Review by JoshB
The GX-35 Walker Gallia (超合金魂 ウォーカーギャリア) is the companion piece to the GX-28 Walker Machine Xabungle Released in 2005. Both toys hail from the show Combat Mecha Xabungle, which aired for 50 episodes from 1982-1983.
I got this in the mail from betatoys last weekend and I have to say what a great toy this is. If you liked Xabungle, you will love this.
Walker Gallia (also spelled Galliar) is a transformable mecha made out of two distinct vehicles. The first machine, the Gallee-Hover, is a hovercraft that forms the head and arms of the Walker Gallia. The Gallee-Hover is mostly plastic, with metal shoulders and arm connectors. The rotor on the back spins, and 2 small legs fold down from the arms to support it.
The Gallee-Will is a three-wheeled vehicle that looks like a futuristic pickup truck.

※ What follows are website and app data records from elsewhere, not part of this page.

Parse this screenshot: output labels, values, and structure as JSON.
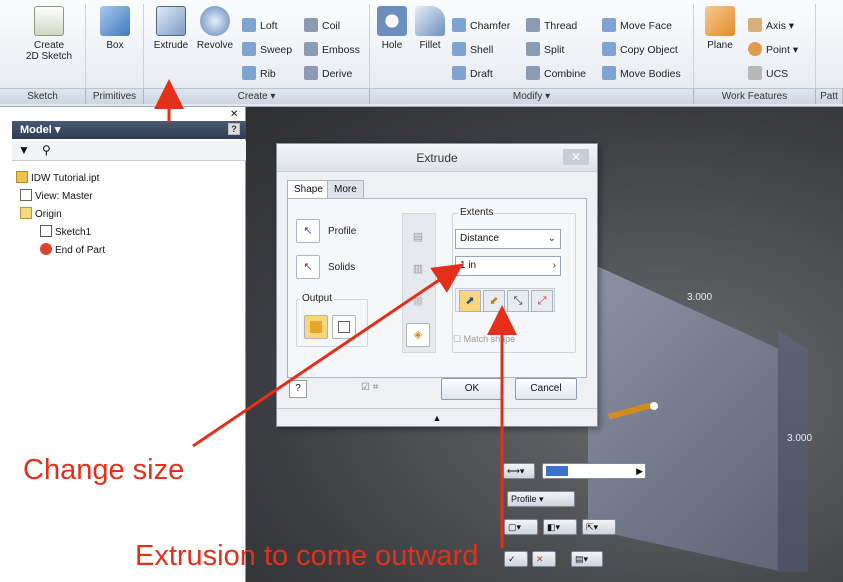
{
  "ribbon": {
    "panels": [
      {
        "label": "Sketch"
      },
      {
        "label": "Primitives"
      },
      {
        "label": "Create ▾"
      },
      {
        "label": "Modify ▾"
      },
      {
        "label": "Work Features"
      },
      {
        "label": "Patt"
      }
    ],
    "create_2d_sketch": {
      "line1": "Create",
      "line2": "2D Sketch"
    },
    "box": "Box",
    "extrude": "Extrude",
    "revolve": "Revolve",
    "loft": "Loft",
    "sweep": "Sweep",
    "rib": "Rib",
    "coil": "Coil",
    "emboss": "Emboss",
    "derive": "Derive",
    "hole": "Hole",
    "fillet": "Fillet",
    "chamfer": "Chamfer",
    "shell": "Shell",
    "draft": "Draft",
    "thread": "Thread",
    "split": "Split",
    "combine": "Combine",
    "move_face": "Move Face",
    "copy_object": "Copy Object",
    "move_bodies": "Move Bodies",
    "plane": "Plane",
    "axis": "Axis ▾",
    "point": "Point ▾",
    "ucs": "UCS"
  },
  "browser": {
    "title": "Model ▾",
    "help": "?",
    "tree": [
      {
        "label": "IDW Tutorial.ipt"
      },
      {
        "label": "View: Master"
      },
      {
        "label": "Origin"
      },
      {
        "label": "Sketch1"
      },
      {
        "label": "End of Part"
      }
    ]
  },
  "dialog": {
    "title": "Extrude",
    "close": "✕",
    "tabs": [
      "Shape",
      "More"
    ],
    "profile": "Profile",
    "solids": "Solids",
    "output": "Output",
    "extents": "Extents",
    "extents_type": "Distance",
    "distance_value": "1 in",
    "match_shape": "Match shape",
    "ok": "OK",
    "cancel": "Cancel"
  },
  "viewport": {
    "dim_top": "3.000",
    "dim_right": "3.000",
    "mini_profile": "Profile"
  },
  "annotations": {
    "change_size": "Change size",
    "extrusion_outward": "Extrusion to come outward"
  },
  "colors": {
    "annotation": "#e4301a",
    "part_face": "#7a7f92",
    "viewport_bg": "#4a4b4e"
  }
}
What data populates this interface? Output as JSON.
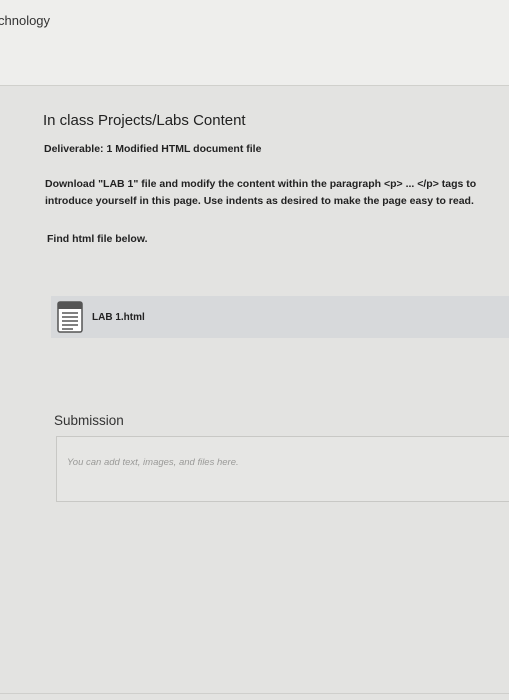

It has a surprisingly large amount of metal in it. The three wheels are a hard rubber and the rolling action is smooth. There is a small articulated cannon on the front.
While the separate vehicles are interesting, ultimately we are here to talk about the combined Walker Gallia robot.
Transformation is simple – a far cry from the Xabungle. Make sure you unhook the small pegs on the inside of the upper thighs before attempting to transform it. In robot mode Gallia is substantially heavier than the Xabungle. The ample use of diecast makes this a satisfying piece of gokin.
Starting from the top – the head is articulated but it’s movement is limited by its connection to the hover rotor. You have to attach 2 small black antennas to the head, and Bandai gives you 2 other sets of antenna in case you break or lose one. Next to the head is a small spotlight that hides in the shoulder. This spotlight is hard to get at, and I often just a small knife to pry it up.
The shoulders are all metal, including the outer casing and the inner mechanism. The shoulders click with detented joints that have thick teeth. The biceps swivel and the elbow has the standard range of motion. The lower arm opens to reveal a place to store the fists while in Gallee-Hover mode. While 3 sets of fists are included, only the closed fists can be stored in the arms.
The Torso is nice and solid, and has a nice waist-joint.
The legs can rotate out at the hips and the knees click in and out of position. The feet can go forward and backwards, and there is even a little side-to-side motion thanks to a separate foot plate. Small pads on the bottom of the feet are spring loaded – a nice touch. The toes do not bend much.
Gallia comes with a ton of accessories, including:
- 3 sets of hands (open, closed, and gun holding)
- Scope rifle with removable clip
- Bazooka with removable clip and ammo shell
- Shoulder mounted missile bank
- Boomerang Ideom weapon
- Hover Truck
- Hover cycle
- Cargo Box
- Ski clips
Instead of the usual stand, Walker Gallia comes with a small Hover Truck model kit that you have to assemble. You can display it as a stand alone vehicle with a flat bed, or you can add on a second part that acts as a holder for all of the parts. It is a unique idea, but the legs of the Hover truck are flimsy, and I wonder how they will fare over time. All of the weapons can store on the truck, as well as some of the other odd accessories. One accessory is a blue box with an opening top. Inside the box there is a circular item attached to the bottom. I have no idea what this is. Next is a Red Hover cycle – perhaps one of the smallest SOC accessories ever. There is no distinct slot to place this in, so be careful not to lose it. Finally there are 2 step-shaped green parts. These are adapters so that the Walker Gallia can use the skis that come with the Walker Xabungle SOC.
Included with the Walker Gallia is a model kit of the Walker Machine Durun. This kit is one of many Walker Machine designs that did not see kit form during the original run of models in the 80s.
The model kit is simple to put together, but may be a bit confusing to the novice modeler. The arms seem tricky at first, and the non-English instructions don’t help. It took me (a casual model builder) just over an hour to put this kit together. It is molded in color, and requires no glue or paint. A large portion of the kit is already assembled for you in the box.
While the Durun is neat, I find the design odd and hard to display in my collection. The Durun is large and oddly shaped. It’s larger than the Gallia. I think some paint detailing and weathering would add a lot to this model’s appearance. While the Xabungle and Brockary share a similar design aesthetic, the Gallia and the Durun are an odd couple.
Both toys are packed in the typically beautiful Soul of Chogokin Box. Inside is two boxes. One tray has all the parts for the Gallia, packed in flimsy transparent plastic. The other box is for the Durun. The Box is styled just like the old model kits. I am pretty sure the Irongear used in the box photo is the Clover DX Irongear.
Overall, I think the Walker Gallia is a winner. The Durun kit is ok, but consider it a bonus. The Gallia is worth the purchase price alone.
|Posted 2 February, 2007 - 15:17 by JoshB|